If we all developed a relationship with the Earth systems that sustain us that is as deep and complex as those we have with our partner, our parents, our siblings, our children or friends, how could we apply what we know about loss and denial, and avert the worst possible outcome?
In short: if you have suffered the loss of someone you loved before you were ready to let them go, what would you have done differently if you knew how short time really was?
Some patient details have been changed to protect anonymity.
CALL TO ACTION:
If you are a health professional: The climate and ecological crisis is a health crisis. Think of all the unnecessary harm we could prevent if our corporations and governments acted in a way consistent with their stated goals to limit global warming to 1.5°C. The General Medical Council’s Duties of a Doctor tells medics to “Protect and promote the health of patients and the public” and “Take prompt action if you think that patient safety, dignity or comfort is being compromised”. Doctors for Extinction Rebellion welcomes all health professionals to fulfil our moral duty to the wider public by educating the public and putting pressure on the UK Government and corporations to cease activities that contravene our climate commitments.
If you are a member of the public: Have the difficult conversations with those close to you. Are you and your loved ones doing what you can to limit climate change?

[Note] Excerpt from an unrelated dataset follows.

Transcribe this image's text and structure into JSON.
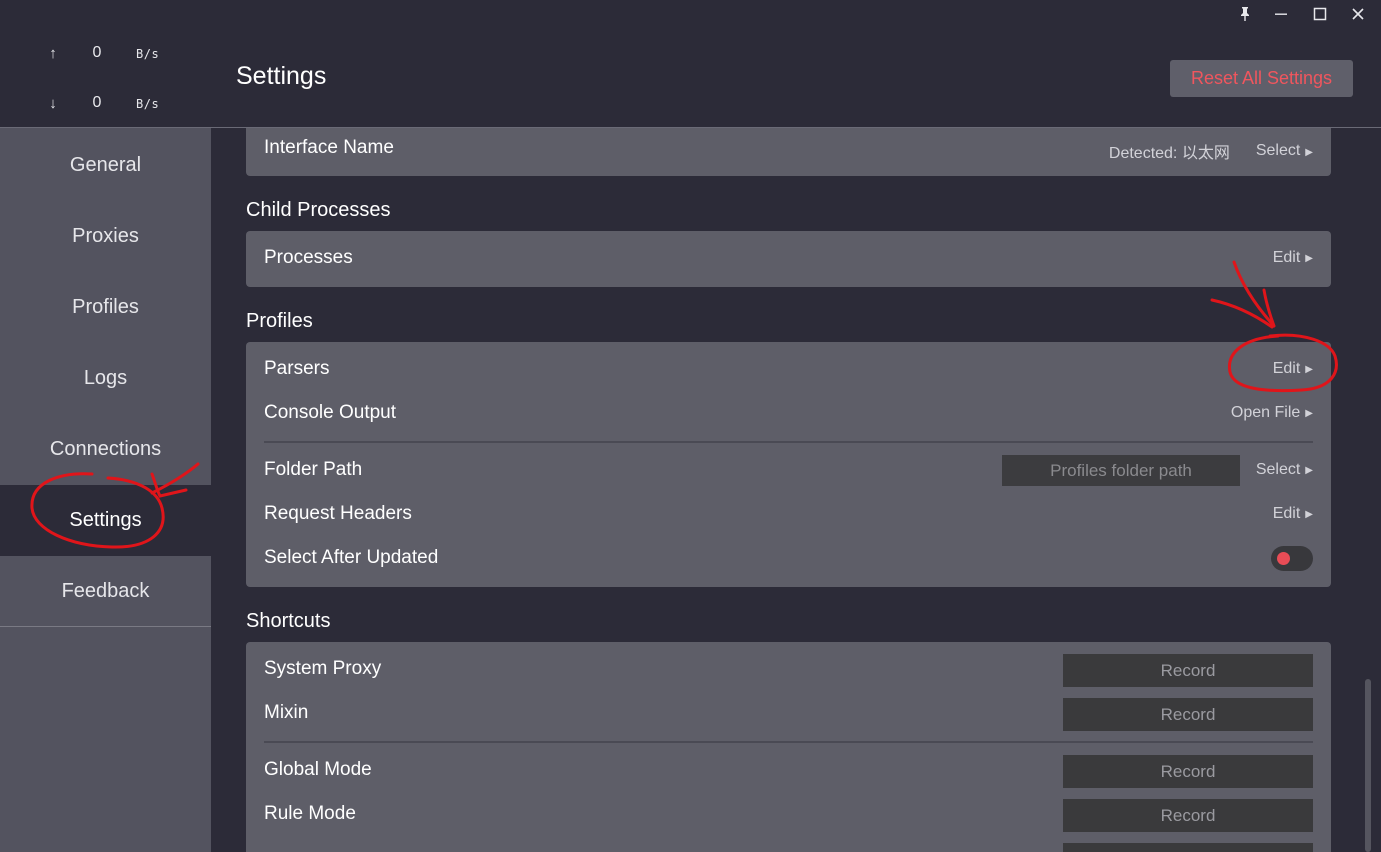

Many of the solutions to the climate and ecological emergency have co-benefits for physical and mental health, such as driving less and walking, cycling, or taking public transport more, reducing the meat and dairy content in your diet, and encouraging nature in your gardens and green spaces. We can’t individually turn the tide of climate change but our actions can have a profound influence on those around us, and the ways you invest your time and money impact on what governments and businesses prioritise.
Katie Percival is a junior doctor working in Dumfries & Galloway. She is a member of Writers Rebel and Doctors for Extinction Rebellion.